(Saved data entries)
________________
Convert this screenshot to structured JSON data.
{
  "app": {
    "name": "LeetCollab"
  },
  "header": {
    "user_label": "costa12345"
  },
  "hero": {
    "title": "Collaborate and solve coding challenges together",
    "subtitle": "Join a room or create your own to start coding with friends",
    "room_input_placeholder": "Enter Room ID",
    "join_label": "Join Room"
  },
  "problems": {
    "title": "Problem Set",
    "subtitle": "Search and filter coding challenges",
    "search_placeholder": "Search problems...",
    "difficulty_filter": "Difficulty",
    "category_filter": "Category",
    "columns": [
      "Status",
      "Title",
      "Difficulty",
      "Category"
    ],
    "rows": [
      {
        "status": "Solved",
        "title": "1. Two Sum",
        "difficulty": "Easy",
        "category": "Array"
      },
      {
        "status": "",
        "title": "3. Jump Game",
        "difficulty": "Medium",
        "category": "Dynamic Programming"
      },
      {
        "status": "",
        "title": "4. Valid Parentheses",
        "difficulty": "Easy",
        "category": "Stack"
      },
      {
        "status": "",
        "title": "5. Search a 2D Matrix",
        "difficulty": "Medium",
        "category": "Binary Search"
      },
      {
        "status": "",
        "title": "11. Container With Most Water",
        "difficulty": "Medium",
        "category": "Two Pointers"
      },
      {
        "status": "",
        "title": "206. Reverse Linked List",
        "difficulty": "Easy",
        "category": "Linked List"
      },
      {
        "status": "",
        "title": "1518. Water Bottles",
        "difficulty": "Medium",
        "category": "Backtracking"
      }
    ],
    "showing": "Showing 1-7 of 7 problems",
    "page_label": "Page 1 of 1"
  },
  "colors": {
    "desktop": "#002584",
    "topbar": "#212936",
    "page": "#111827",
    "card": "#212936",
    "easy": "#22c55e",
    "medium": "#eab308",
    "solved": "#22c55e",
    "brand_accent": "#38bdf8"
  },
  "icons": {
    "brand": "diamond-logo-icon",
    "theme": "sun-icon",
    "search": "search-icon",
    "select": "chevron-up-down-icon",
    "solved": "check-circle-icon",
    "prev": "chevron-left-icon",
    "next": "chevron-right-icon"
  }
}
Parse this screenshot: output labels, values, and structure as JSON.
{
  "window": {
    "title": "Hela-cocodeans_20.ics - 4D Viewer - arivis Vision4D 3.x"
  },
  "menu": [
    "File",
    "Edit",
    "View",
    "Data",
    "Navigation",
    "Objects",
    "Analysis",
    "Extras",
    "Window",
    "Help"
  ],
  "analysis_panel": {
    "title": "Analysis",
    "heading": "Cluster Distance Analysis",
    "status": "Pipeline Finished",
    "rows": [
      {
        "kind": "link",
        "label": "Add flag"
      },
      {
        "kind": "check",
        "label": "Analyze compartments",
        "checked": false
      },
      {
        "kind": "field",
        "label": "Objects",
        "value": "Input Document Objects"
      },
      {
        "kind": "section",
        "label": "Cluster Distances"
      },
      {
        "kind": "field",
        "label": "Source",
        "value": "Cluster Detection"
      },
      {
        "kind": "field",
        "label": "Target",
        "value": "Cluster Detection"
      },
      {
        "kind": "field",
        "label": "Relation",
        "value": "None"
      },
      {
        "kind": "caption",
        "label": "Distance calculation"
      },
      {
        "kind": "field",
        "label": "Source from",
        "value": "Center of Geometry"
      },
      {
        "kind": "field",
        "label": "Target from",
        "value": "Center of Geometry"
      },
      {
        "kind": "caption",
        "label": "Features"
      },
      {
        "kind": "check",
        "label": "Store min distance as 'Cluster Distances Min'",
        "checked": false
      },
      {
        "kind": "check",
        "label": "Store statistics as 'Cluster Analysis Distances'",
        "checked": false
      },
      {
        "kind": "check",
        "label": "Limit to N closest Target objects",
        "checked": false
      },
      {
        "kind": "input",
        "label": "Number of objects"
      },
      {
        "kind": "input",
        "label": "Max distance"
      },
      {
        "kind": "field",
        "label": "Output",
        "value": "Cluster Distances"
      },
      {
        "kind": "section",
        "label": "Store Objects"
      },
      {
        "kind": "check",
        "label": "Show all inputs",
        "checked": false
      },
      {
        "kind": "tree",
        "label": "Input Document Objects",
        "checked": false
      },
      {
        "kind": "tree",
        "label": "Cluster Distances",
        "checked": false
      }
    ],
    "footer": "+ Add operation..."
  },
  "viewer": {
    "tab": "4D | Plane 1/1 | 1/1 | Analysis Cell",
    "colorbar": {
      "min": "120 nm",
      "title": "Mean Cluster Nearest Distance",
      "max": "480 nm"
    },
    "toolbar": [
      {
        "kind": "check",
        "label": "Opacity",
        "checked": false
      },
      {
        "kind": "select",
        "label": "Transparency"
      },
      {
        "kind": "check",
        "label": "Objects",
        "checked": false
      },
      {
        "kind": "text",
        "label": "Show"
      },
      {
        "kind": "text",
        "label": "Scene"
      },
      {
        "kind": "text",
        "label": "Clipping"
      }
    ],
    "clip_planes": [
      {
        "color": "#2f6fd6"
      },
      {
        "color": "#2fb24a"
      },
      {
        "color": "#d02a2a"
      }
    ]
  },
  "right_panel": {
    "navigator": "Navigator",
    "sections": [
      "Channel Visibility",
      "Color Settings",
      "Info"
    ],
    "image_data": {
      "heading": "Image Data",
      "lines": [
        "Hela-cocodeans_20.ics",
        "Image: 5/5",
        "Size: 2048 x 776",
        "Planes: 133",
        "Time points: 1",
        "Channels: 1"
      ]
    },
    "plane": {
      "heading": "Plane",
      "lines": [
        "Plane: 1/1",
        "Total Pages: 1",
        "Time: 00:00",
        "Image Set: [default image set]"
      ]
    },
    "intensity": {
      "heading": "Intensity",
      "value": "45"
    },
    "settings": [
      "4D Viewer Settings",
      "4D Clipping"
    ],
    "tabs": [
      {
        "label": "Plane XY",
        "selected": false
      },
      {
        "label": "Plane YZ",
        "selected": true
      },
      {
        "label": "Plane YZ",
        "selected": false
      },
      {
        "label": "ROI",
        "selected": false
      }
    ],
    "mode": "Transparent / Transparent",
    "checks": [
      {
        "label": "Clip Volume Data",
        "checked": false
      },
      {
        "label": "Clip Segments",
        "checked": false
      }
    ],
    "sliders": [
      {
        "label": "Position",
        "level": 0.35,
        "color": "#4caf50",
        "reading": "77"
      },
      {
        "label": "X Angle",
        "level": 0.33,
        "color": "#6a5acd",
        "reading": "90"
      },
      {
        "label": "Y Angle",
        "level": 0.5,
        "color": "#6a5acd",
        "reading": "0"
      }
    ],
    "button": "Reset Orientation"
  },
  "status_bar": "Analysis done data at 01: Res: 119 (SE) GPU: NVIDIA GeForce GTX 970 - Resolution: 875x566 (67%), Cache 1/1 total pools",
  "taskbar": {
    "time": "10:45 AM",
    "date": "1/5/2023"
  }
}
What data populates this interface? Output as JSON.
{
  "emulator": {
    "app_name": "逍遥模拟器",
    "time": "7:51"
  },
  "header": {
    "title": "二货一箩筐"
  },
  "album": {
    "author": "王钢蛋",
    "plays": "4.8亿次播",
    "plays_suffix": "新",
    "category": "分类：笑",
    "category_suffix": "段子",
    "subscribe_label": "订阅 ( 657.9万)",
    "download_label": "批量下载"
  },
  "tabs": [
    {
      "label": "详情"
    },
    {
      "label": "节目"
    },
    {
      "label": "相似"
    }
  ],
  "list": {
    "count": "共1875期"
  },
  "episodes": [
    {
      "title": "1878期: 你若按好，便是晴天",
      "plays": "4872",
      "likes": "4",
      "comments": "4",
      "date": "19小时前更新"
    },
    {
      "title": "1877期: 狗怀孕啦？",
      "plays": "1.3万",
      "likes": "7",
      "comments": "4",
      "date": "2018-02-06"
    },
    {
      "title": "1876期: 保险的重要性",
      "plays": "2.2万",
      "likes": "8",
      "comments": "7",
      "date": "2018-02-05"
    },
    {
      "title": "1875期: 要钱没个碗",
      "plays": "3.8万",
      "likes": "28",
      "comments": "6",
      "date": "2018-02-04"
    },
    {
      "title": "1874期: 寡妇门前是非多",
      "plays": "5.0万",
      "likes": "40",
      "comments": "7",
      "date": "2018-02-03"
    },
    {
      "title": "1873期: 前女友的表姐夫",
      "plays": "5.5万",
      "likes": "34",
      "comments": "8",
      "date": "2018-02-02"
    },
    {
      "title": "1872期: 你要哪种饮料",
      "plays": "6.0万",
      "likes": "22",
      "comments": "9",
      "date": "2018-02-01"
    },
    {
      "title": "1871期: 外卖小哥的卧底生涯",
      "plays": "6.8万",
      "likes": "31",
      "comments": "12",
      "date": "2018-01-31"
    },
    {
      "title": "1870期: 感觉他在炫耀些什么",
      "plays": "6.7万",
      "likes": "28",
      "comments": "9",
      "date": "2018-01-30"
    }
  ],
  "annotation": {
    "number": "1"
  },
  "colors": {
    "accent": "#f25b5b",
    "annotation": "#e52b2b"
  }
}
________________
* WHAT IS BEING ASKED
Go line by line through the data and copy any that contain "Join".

* RESULT FOR THIS TASK
    "subtitle": "Join a room or create your own to start coding with friends",
    "join_label": "Join Room"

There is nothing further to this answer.